Mato county, also known as Machukha མ་ ཆུ་ཁ་ , has several marshy plains dotted with tiny lakes and meandering rivers which provide good grasslands for the many nomads around the source of the Ma chu རྨ་ཆུ་ (Yellow River). There are, however, two particularly large lakes, known as Kyaring Tso and Ngoring Tso, trough which the Ma chu རྨ་ཆུ་ (Yellow River) itself flows. To reach these lakes, take the jeep dirt road from Mato which follows the Ma chu རྨ་ཆུ་ (Yellow River) upstream, for 57 km to Ngoring Tso, the closer of the two lakes (area 618 sq km, average depth 17 m). There is a bird sanctuary at the southwest corner of Kyaring Lake (area 526 sq km, average depth 9 m), where swans, gulls, wild geese and ducks can be seen nesting. Both lakes provide a rich fishing ground for Chinese immigrants. Tibetans, even in these remote parts, are reluctant to eat fish. On a hilltop (4610 m)between the lakes there is a very small reconstructed monastery, Tsowar Kartse Doka མཚོ་ ཝ་ རྐ་ རྩེ་ དོ་ཀ་, said to mark the unknown site of Kartse Palace, which, according to old Chinese sources, is where Songsten Gampo met and married Princess Wencheng. It contains the mortal remains of Mani Lama, who passed away at jyekundo in the late 1950s, and is maintained by Nyingmapa and Gelukpa monks, despite having been built originally by a Bon Lama.
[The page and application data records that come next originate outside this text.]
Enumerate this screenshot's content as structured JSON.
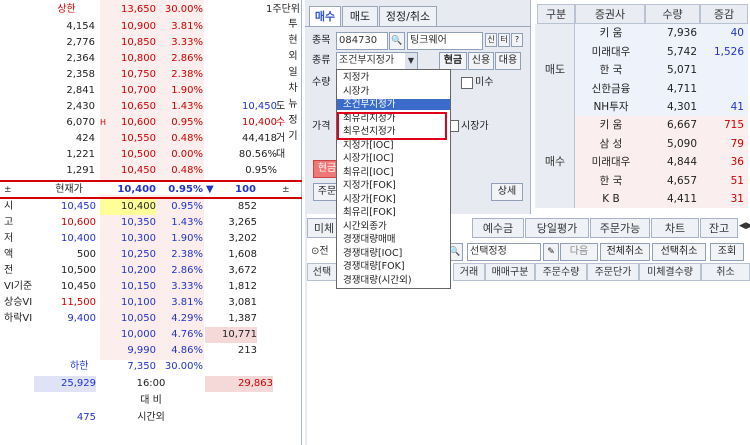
{
  "orderbook": {
    "header": {
      "label": "상한",
      "price": "13,650",
      "pct": "30.00%",
      "aux": "1주단위"
    },
    "asks": [
      {
        "vol": "4,154",
        "price": "10,900",
        "pct": "3.81%",
        "aux": ""
      },
      {
        "vol": "2,776",
        "price": "10,850",
        "pct": "3.33%",
        "aux": ""
      },
      {
        "vol": "2,364",
        "price": "10,800",
        "pct": "2.86%",
        "aux": ""
      },
      {
        "vol": "2,358",
        "price": "10,750",
        "pct": "2.38%",
        "aux": ""
      },
      {
        "vol": "2,841",
        "price": "10,700",
        "pct": "1.90%",
        "aux": ""
      },
      {
        "vol": "2,430",
        "price": "10,650",
        "pct": "1.43%",
        "aux": "10,450"
      },
      {
        "vol": "6,070",
        "price": "10,600",
        "pct": "0.95%",
        "aux": "10,400"
      },
      {
        "vol": "424",
        "price": "10,550",
        "pct": "0.48%",
        "aux": "44,418"
      },
      {
        "vol": "1,221",
        "price": "10,500",
        "pct": "0.00%",
        "aux": "80.56%"
      },
      {
        "vol": "1,291",
        "price": "10,450",
        "pct": "0.48%",
        "aux": "0.95%"
      }
    ],
    "ask_side_labels": [
      "도",
      "수",
      "거",
      "대",
      ""
    ],
    "h_marker": "H",
    "side_tabs": [
      "투",
      "현",
      "외",
      "일",
      "차",
      "뉴",
      "정",
      "기"
    ],
    "current": {
      "label": "현재가",
      "price": "10,400",
      "pct": "0.95%",
      "arrow": "▼",
      "diff": "100"
    },
    "bid_labels": [
      "시",
      "고",
      "저",
      "액",
      "전",
      "VI기준",
      "상승VI",
      "하락VI",
      "",
      "",
      ""
    ],
    "bid_label_values": [
      "10,450",
      "10,600",
      "10,400",
      "500",
      "10,500",
      "10,450",
      "11,500",
      "9,400",
      "",
      "",
      ""
    ],
    "bids": [
      {
        "price": "10,400",
        "pct": "0.95%",
        "vol": "852"
      },
      {
        "price": "10,350",
        "pct": "1.43%",
        "vol": "3,265"
      },
      {
        "price": "10,300",
        "pct": "1.90%",
        "vol": "3,202"
      },
      {
        "price": "10,250",
        "pct": "2.38%",
        "vol": "1,608"
      },
      {
        "price": "10,200",
        "pct": "2.86%",
        "vol": "3,672"
      },
      {
        "price": "10,150",
        "pct": "3.33%",
        "vol": "1,812"
      },
      {
        "price": "10,100",
        "pct": "3.81%",
        "vol": "3,081"
      },
      {
        "price": "10,050",
        "pct": "4.29%",
        "vol": "1,387"
      },
      {
        "price": "10,000",
        "pct": "4.76%",
        "vol": "10,771"
      },
      {
        "price": "9,990",
        "pct": "4.86%",
        "vol": "213"
      }
    ],
    "footer": {
      "label": "하한",
      "price": "7,350",
      "pct": "30.00%",
      "ask_total": "25,929",
      "time": "16:00",
      "bid_total": "29,863",
      "compare_label": "대  비",
      "after_hours_vol": "475",
      "after_hours_label": "시간외"
    }
  },
  "order_panel": {
    "tabs": [
      "매수",
      "매도",
      "정정/취소"
    ],
    "code_label": "종목",
    "code_value": "084730",
    "stock_name": "팅크웨어",
    "small_btns": [
      "신",
      "터",
      "?"
    ],
    "type_label": "종류",
    "type_value": "조건부지정가",
    "cash_btn": "현금",
    "credit_btn": "신용",
    "loan_btn": "대용",
    "qty_label": "수량",
    "price_label": "가격",
    "misu_label": "미수",
    "market_label": "시장가",
    "buy_btn": "현금",
    "main_label": "주문",
    "detail_btn": "상세"
  },
  "dropdown": {
    "items": [
      "지정가",
      "시장가",
      "조건부지정가",
      "최유리지정가",
      "최우선지정가",
      "지정가[IOC]",
      "시장가[IOC]",
      "최유리[IOC]",
      "지정가[FOK]",
      "시장가[FOK]",
      "최유리[FOK]",
      "시간외종가",
      "경쟁대량매매",
      "경쟁대량[IOC]",
      "경쟁대량[FOK]",
      "경쟁대량(시간외)"
    ]
  },
  "brokers": {
    "headers": [
      "구분",
      "증권사",
      "수량",
      "증감"
    ],
    "sell_label": "매도",
    "buy_label": "매수",
    "sell": [
      {
        "name": "키    움",
        "qty": "7,936",
        "chg": "40"
      },
      {
        "name": "미래대우",
        "qty": "5,742",
        "chg": "1,526"
      },
      {
        "name": "한    국",
        "qty": "5,071",
        "chg": ""
      },
      {
        "name": "신한금융",
        "qty": "4,711",
        "chg": ""
      },
      {
        "name": "NH투자",
        "qty": "4,301",
        "chg": "41"
      }
    ],
    "buy": [
      {
        "name": "키    움",
        "qty": "6,667",
        "chg": "715"
      },
      {
        "name": "삼    성",
        "qty": "5,090",
        "chg": "79"
      },
      {
        "name": "미래대우",
        "qty": "4,844",
        "chg": "36"
      },
      {
        "name": "한    국",
        "qty": "4,657",
        "chg": "51"
      },
      {
        "name": "K      B",
        "qty": "4,411",
        "chg": "31"
      }
    ]
  },
  "bottom": {
    "tabs": [
      "미체",
      "예수금",
      "당일평가",
      "주문가능",
      "차트",
      "잔고"
    ],
    "filter_prefix": "전",
    "select_label": "선택정정",
    "next_btn": "다음",
    "cancel_all_btn": "전체취소",
    "cancel_sel_btn": "선택취소",
    "query_btn": "조회",
    "columns": [
      "선택",
      "거래",
      "매매구분",
      "주문수량",
      "주문단가",
      "미체결수량",
      "취소"
    ]
  }
}
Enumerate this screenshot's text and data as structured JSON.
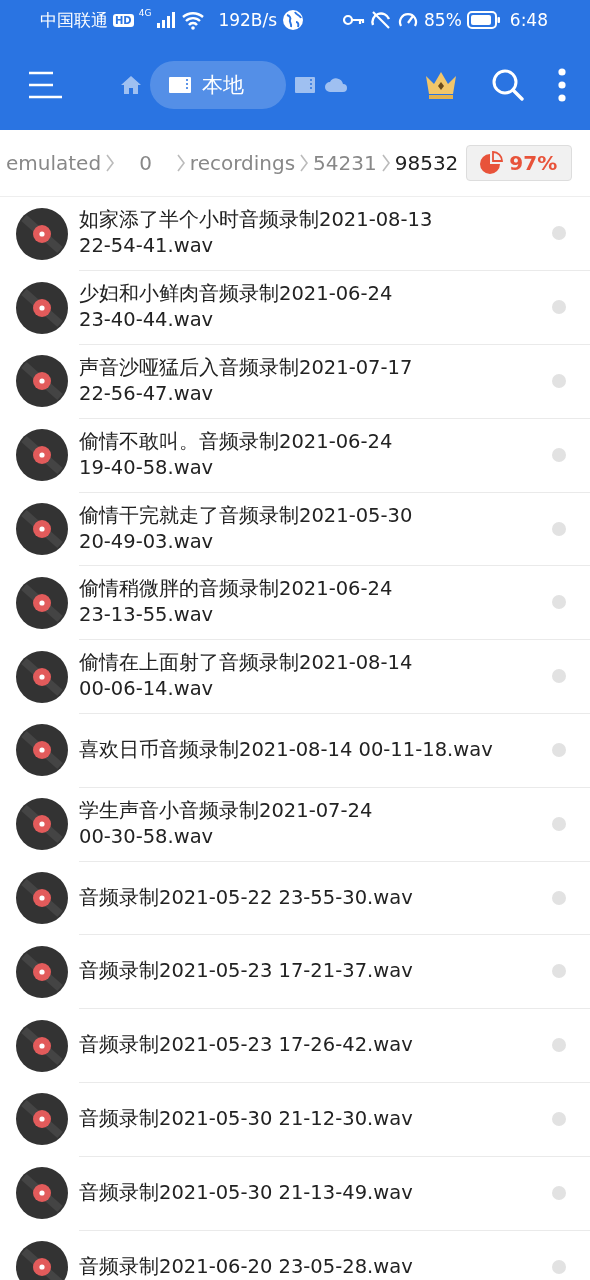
{
  "status_bar": {
    "carrier": "中国联通",
    "hd": "HD",
    "network": "4G",
    "speed": "192B/s",
    "battery": "85%",
    "time": "6:48"
  },
  "toolbar": {
    "locations": [
      {
        "kind": "home",
        "selected": false
      },
      {
        "kind": "local",
        "label": "本地",
        "selected": true
      },
      {
        "kind": "sdcard",
        "selected": false
      },
      {
        "kind": "cloud",
        "selected": false
      }
    ]
  },
  "breadcrumb": {
    "segments": [
      {
        "label": "emulated",
        "current": false
      },
      {
        "label": "0",
        "current": false
      },
      {
        "label": "recordings",
        "current": false
      },
      {
        "label": "54231",
        "current": false
      },
      {
        "label": "98532",
        "current": true
      }
    ],
    "storage": "97%"
  },
  "files": [
    {
      "name": "如家添了半个小时音频录制2021-08-13\n22-54-41.wav",
      "checked": false
    },
    {
      "name": "少妇和小鲜肉音频录制2021-06-24\n23-40-44.wav",
      "checked": false
    },
    {
      "name": "声音沙哑猛后入音频录制2021-07-17\n22-56-47.wav",
      "checked": false
    },
    {
      "name": "偷情不敢叫。音频录制2021-06-24\n19-40-58.wav",
      "checked": false
    },
    {
      "name": "偷情干完就走了音频录制2021-05-30\n20-49-03.wav",
      "checked": false
    },
    {
      "name": "偷情稍微胖的音频录制2021-06-24\n23-13-55.wav",
      "checked": false
    },
    {
      "name": "偷情在上面射了音频录制2021-08-14\n00-06-14.wav",
      "checked": false
    },
    {
      "name": "喜欢日币音频录制2021-08-14 00-11-18.wav",
      "checked": false
    },
    {
      "name": "学生声音小音频录制2021-07-24\n00-30-58.wav",
      "checked": false
    },
    {
      "name": "音频录制2021-05-22 23-55-30.wav",
      "checked": false
    },
    {
      "name": "音频录制2021-05-23 17-21-37.wav",
      "checked": false
    },
    {
      "name": "音频录制2021-05-23 17-26-42.wav",
      "checked": false
    },
    {
      "name": "音频录制2021-05-30 21-12-30.wav",
      "checked": false
    },
    {
      "name": "音频录制2021-05-30 21-13-49.wav",
      "checked": false
    },
    {
      "name": "音频录制2021-06-20 23-05-28.wav",
      "checked": false
    }
  ]
}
A hilltop monument to the west has a monument, said to mark the source of the Ma chu རྨ་ཆུ་ (Yellow River), but this is a symbolic approximation.